Intended ‘to expand the boundaries of well-known series,’ a new publishing company called Perilous Worlds heads for Frankfurter Buchmesse with game-designing authors on tap and some high-visibility fantasy brands to work with.
With a more stringent voting process, the Hugo Awards have steered clear of past years’ conservative pressures, presenting a 2017 list of diverse winners.
‘Galaktika has agreed to pay each author whose work it infringed for compensation,’ according to the Authors Guild’s statement.
Better times are ahead, says writer Ahmed Khaled Towfik, who recently appeared at a Dubai literary festival: the Arab world is ready for science fiction, he says.
Sometimes forgotten literature finds new life in current events. The acclaimed Japanese sci-fi author Sakyo Komatsu’s short story ‘America’s Wall’ is a new case in point.
China’s cultural tradition sees a history ‘lousy with apocalypses,’ as Isaac Stone Fish writes, but fictional calamities are rare when the end ‘has no end.’
‘We’ve been waiting for another type of book for the last two years,’ says one editor in Paris. So far, though, it’s a dystopian fiction double-down. To some in Europe, ‘This is another wave of Americanization.’
Is the ‘perennial cachet’ in fantasy fiction so strong for booksellers in India that ‘writers are told by publishers to base their stories around the time of the Ramayana and the Mahabharata’?
For the first time since the British Science-Fiction Association awards were instituted in 1970, one author, Aliette de Bodard, wins both the novel and short story prizes.

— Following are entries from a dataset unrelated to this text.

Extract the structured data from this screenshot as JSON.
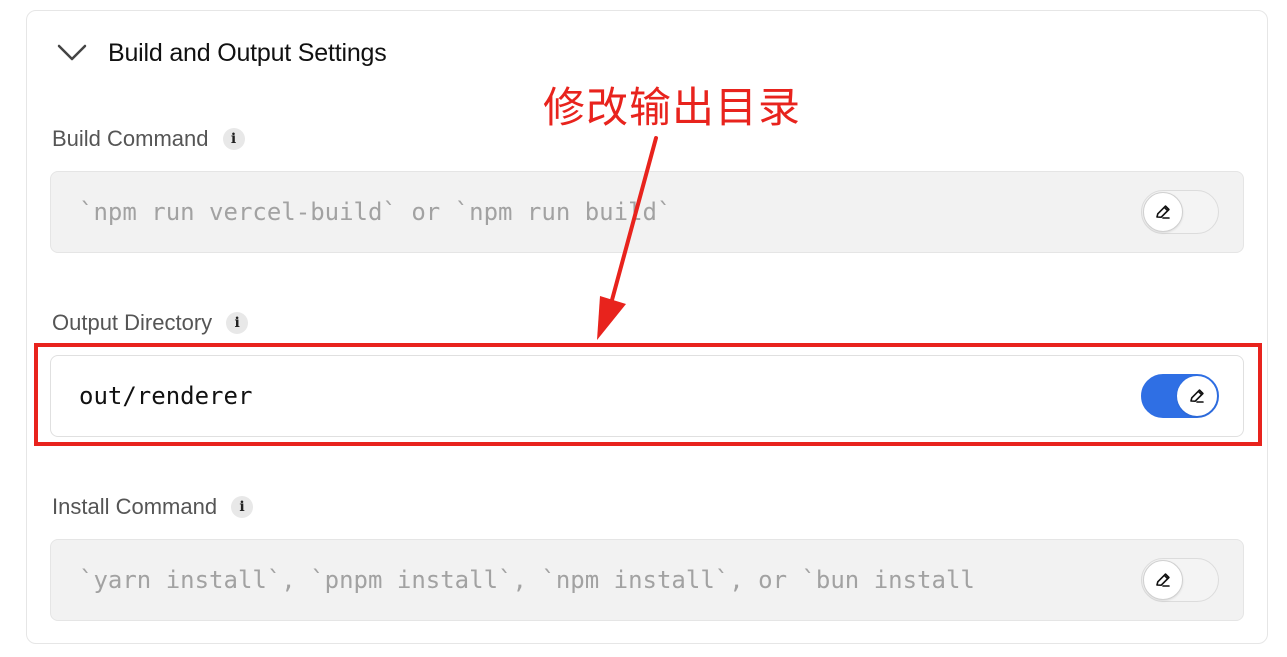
{
  "section": {
    "title": "Build and Output Settings",
    "expanded": true
  },
  "fields": {
    "build_command": {
      "label": "Build Command",
      "placeholder": "`npm run vercel-build` or `npm run build`",
      "override": false
    },
    "output_directory": {
      "label": "Output Directory",
      "value": "out/renderer",
      "override": true
    },
    "install_command": {
      "label": "Install Command",
      "placeholder": "`yarn install`, `pnpm install`, `npm install`, or `bun install",
      "override": false
    }
  },
  "annotation": {
    "text": "修改输出目录",
    "color": "#e8231d"
  },
  "colors": {
    "accent": "#2f6fe4",
    "annotation_red": "#e8231d"
  },
  "icons": {
    "chevron": "chevron-down-icon",
    "info": "info-icon",
    "edit": "pencil-icon"
  }
}
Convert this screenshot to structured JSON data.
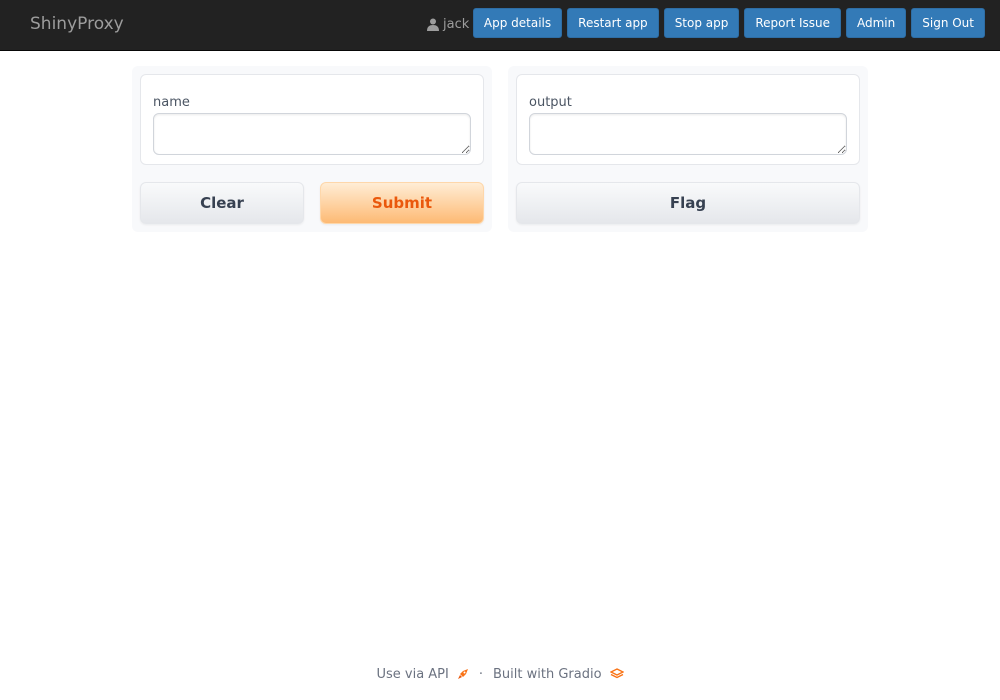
{
  "navbar": {
    "brand": "ShinyProxy",
    "user": "jack",
    "buttons": [
      "App details",
      "Restart app",
      "Stop app",
      "Report Issue",
      "Admin",
      "Sign Out"
    ]
  },
  "inputs": {
    "label": "name",
    "value": ""
  },
  "outputs": {
    "label": "output",
    "value": ""
  },
  "actions": {
    "clear": "Clear",
    "submit": "Submit",
    "flag": "Flag"
  },
  "footer": {
    "api": "Use via API",
    "separator": "·",
    "built": "Built with Gradio"
  },
  "colors": {
    "navbar_bg": "#222222",
    "nav_button": "#337ab7",
    "primary_text": "#ea580c"
  },
  "icons": {
    "user": "user-icon",
    "api": "rocket-icon",
    "gradio": "gradio-logo-icon"
  }
}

In the long-running tension between pure entertainment and meaningful science-fiction and fantasy, anthologist John Joseph Adams says, ‘We can have both. It just takes more work.’